Mini-App of the Day: Memory Scope

Apps that make life easier or more efficient are great. Especially really minimalist, lightweight apps that don’t eat up memory or CPU. Frequently, these are apps are menus or buttons that run in the menubar/toolbar. My favorire are the ones that are so simple you really don’t have to open them at all. They just run at login/boot and then they do their job or you click them when you need something. (A great example of this is the Dropbox app). Thus, I’ve decided to devote a fair share of posts to these amazing, small apps.

Memory Scope Logo

Today’s Mini-App of the Day is Memory Scope. I first stumbled upon this gem via Lifehacker, where I stumble upon most of my tech stuff. Memory Scope runs in the menu bar and displays how much RAM is available. If you want to free memory, you open it and a window appears showing you a histogram of total, used and free memory. It also displays the percentage of memory each app is using (similar to Activity Monitor in OS X–See the screenshot below). You also have the option of allowing Memory Scope to free memory automatically. I’ve found this to be quite helpful, esp. when I’m testing memory leaky code or opening memory intensive VM’s or when I just need to run a lot of apps at once. One of the greatest things about Memory Scope too is that it’s FREE!

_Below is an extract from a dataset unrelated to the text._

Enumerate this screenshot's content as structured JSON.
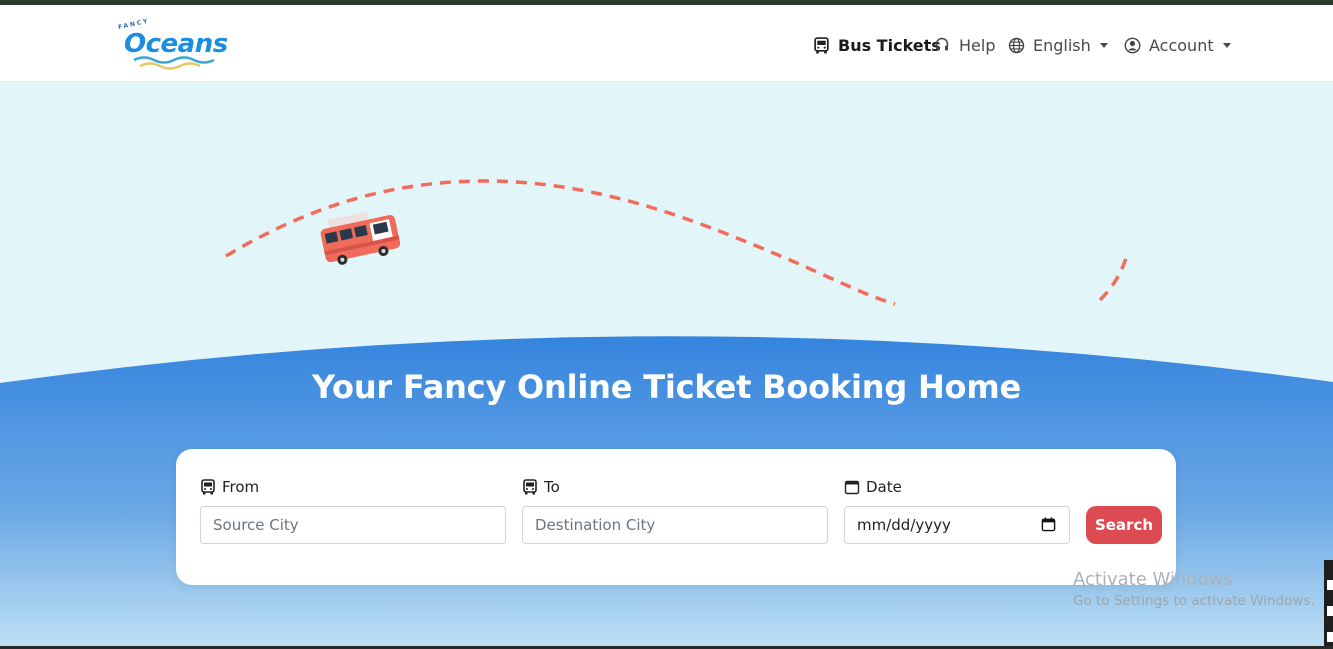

You can download Memory Scope via the App Store if you are running OS X Lion.